Adrenal Function

DiaSorin offers the adrenal line measuring ACTH and Cortisol on the RIA format and LIAISON® systems.


The LIAISON® ACTH assay uses chemiluminescent immunoassay (CLIA) technology for the in vitro quantitative determination of Adrenocorticotropic hormone in human EDTA-plasma specimens (stored frozen). The determination of ACTH in conjunction with other laboratory tests and clinical findings can help in investigating adrenal dysfunction in humans. The test has to be performed on the LIAISON® Analyzer family.

LIAISON® Cortisol

In vitro assay for the quantitative determination of cortisol in human serum, plasma (and urine). The test has to be performed on the LIAISON® Analyzer.


The LIAISON® DHEA-S assay uses chemiluminescent immunoassay (CLIA) technology for the in vitro quantitative determination of dehydroepiandrosterone sulphate in human serum or plasma specimens. The test has to be performed on the LIAISON® Analyzer.


Two important markers related to Adrenal Function are ACTH and Cortisol.
Adrenocorticotropic hormone (ACTH) is a hormone produced in the pituitary gland to stimulate secretion of the hormone cortisol by the adrenal glands.
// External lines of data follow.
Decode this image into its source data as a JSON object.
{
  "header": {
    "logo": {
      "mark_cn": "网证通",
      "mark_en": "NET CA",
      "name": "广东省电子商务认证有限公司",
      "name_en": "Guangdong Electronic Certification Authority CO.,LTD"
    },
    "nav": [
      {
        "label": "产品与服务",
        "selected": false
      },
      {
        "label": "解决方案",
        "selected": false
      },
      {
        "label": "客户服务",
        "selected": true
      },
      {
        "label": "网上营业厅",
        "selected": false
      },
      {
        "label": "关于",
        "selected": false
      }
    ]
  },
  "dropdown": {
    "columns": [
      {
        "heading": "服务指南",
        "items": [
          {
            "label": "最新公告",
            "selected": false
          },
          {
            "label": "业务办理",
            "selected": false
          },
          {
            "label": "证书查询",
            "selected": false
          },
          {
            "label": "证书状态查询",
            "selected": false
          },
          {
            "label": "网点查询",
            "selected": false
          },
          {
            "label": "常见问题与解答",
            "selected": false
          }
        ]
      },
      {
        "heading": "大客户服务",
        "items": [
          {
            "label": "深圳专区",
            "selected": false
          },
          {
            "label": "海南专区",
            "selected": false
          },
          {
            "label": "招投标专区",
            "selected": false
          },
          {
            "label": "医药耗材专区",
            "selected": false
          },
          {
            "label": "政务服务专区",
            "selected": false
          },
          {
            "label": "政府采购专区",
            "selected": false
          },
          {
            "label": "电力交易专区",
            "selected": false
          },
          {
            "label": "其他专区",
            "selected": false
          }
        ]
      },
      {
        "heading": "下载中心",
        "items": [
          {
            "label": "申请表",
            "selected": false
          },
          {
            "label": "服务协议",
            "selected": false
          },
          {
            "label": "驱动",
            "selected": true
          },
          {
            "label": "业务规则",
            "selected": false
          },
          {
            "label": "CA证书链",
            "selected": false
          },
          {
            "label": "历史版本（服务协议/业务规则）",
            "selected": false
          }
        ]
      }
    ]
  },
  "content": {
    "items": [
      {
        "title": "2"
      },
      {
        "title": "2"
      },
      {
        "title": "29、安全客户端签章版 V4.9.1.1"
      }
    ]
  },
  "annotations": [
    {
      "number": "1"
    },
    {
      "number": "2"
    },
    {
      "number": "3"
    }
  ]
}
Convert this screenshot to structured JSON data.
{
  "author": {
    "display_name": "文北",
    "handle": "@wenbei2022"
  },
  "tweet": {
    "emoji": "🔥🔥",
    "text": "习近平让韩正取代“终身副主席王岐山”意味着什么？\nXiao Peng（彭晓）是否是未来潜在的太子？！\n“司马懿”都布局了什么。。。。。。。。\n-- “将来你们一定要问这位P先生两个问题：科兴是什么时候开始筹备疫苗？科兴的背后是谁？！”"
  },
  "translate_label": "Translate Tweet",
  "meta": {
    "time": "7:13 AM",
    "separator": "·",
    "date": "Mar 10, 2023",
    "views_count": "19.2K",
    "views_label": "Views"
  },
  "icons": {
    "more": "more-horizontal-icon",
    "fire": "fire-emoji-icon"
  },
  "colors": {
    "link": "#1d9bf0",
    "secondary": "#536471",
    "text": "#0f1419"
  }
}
Cortisol is important for regulating glucose, protein and lipid metabolism; suppressing the immune response; and maintaining blood pressure. Normally, ACTH increases when cortisol is low and falls when cortisol is high. ACTH levels in the blood are tested to help diagnose Cushing's syndrome, Addison's disease and tumours of the pituitary and adrenal glands. Measuring both ACTH and cortisol can help sort out some of the causes of these conditions. Because the level of ACTH normally changes in the opposite direction to the level of cortisol, is important to identify an imbalance in this relationship and the direction in which the imbalance occurs. For example, if cortisol level is high and ACTH level is also increased, that would indicate that there is a pituitary disease that causes production of too much ACTH. Furthermore blood and urine tests for cortisol are used to help diagnose Cushing’s syndrome and Addison’s disease, two serious disorders affecting the production of cortisol by the adrenal gland. Cushing's syndrome is caused by too much cortisol, while Addison's disease is caused by damage to the adrenal gland and is associated with too little cortisol. If cortisol concentrations are abnormal, additional testing may be required to confirm the diagnosis and decide on treatment. These further tests may involve a test to suppress cortisol production with dexamethasone or a test to stimulate the adrenal gland to produce cortisol, using a synthetic form of ACTH.